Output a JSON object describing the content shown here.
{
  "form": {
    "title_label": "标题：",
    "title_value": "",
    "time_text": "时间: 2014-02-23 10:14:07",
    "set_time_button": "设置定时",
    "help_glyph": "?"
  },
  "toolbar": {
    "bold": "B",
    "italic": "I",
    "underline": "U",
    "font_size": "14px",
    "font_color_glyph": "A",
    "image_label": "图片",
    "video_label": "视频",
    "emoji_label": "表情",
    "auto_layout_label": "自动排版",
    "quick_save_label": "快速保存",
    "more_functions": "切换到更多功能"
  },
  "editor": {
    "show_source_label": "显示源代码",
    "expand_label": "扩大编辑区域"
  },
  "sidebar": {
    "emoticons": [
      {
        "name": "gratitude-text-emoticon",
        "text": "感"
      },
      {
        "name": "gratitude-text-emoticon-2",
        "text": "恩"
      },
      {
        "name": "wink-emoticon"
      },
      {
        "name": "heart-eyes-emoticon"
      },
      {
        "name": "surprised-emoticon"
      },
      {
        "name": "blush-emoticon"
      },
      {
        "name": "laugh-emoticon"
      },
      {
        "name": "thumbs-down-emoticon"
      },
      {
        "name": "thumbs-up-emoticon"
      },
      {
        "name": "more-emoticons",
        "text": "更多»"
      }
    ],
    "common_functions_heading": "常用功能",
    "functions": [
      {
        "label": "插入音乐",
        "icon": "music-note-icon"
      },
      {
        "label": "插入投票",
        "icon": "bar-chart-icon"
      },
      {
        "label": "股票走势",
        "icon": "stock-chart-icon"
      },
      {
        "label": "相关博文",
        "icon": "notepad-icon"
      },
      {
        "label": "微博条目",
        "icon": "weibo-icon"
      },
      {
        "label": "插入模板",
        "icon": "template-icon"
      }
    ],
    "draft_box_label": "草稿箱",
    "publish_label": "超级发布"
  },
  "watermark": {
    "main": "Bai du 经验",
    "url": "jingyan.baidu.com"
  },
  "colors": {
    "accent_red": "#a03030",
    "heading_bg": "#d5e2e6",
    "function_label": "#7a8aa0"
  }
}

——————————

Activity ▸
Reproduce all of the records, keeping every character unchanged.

Response box ▸
Output a JSON object describing the content shown here.
{
  "form": {
    "title_label": "标题：",
    "title_value": "",
    "time_text": "时间: 2014-02-23 10:14:07",
    "set_time_button": "设置定时",
    "help_glyph": "?"
  },
  "toolbar": {
    "bold": "B",
    "italic": "I",
    "underline": "U",
    "font_size": "14px",
    "font_color_glyph": "A",
    "image_label": "图片",
    "video_label": "视频",
    "emoji_label": "表情",
    "auto_layout_label": "自动排版",
    "quick_save_label": "快速保存",
    "more_functions": "切换到更多功能"
  },
  "editor": {
    "show_source_label": "显示源代码",
    "expand_label": "扩大编辑区域"
  },
  "sidebar": {
    "emoticons": [
      {
        "name": "gratitude-text-emoticon",
        "text": "感"
      },
      {
        "name": "gratitude-text-emoticon-2",
        "text": "恩"
      },
      {
        "name": "wink-emoticon"
      },
      {
        "name": "heart-eyes-emoticon"
      },
      {
        "name": "surprised-emoticon"
      },
      {
        "name": "blush-emoticon"
      },
      {
        "name": "laugh-emoticon"
      },
      {
        "name": "thumbs-down-emoticon"
      },
      {
        "name": "thumbs-up-emoticon"
      },
      {
        "name": "more-emoticons",
        "text": "更多»"
      }
    ],
    "common_functions_heading": "常用功能",
    "functions": [
      {
        "label": "插入音乐",
        "icon": "music-note-icon"
      },
      {
        "label": "插入投票",
        "icon": "bar-chart-icon"
      },
      {
        "label": "股票走势",
        "icon": "stock-chart-icon"
      },
      {
        "label": "相关博文",
        "icon": "notepad-icon"
      },
      {
        "label": "微博条目",
        "icon": "weibo-icon"
      },
      {
        "label": "插入模板",
        "icon": "template-icon"
      }
    ],
    "draft_box_label": "草稿箱",
    "publish_label": "超级发布"
  },
  "watermark": {
    "main": "Bai du 经验",
    "url": "jingyan.baidu.com"
  },
  "colors": {
    "accent_red": "#a03030",
    "heading_bg": "#d5e2e6",
    "function_label": "#7a8aa0"
  }
}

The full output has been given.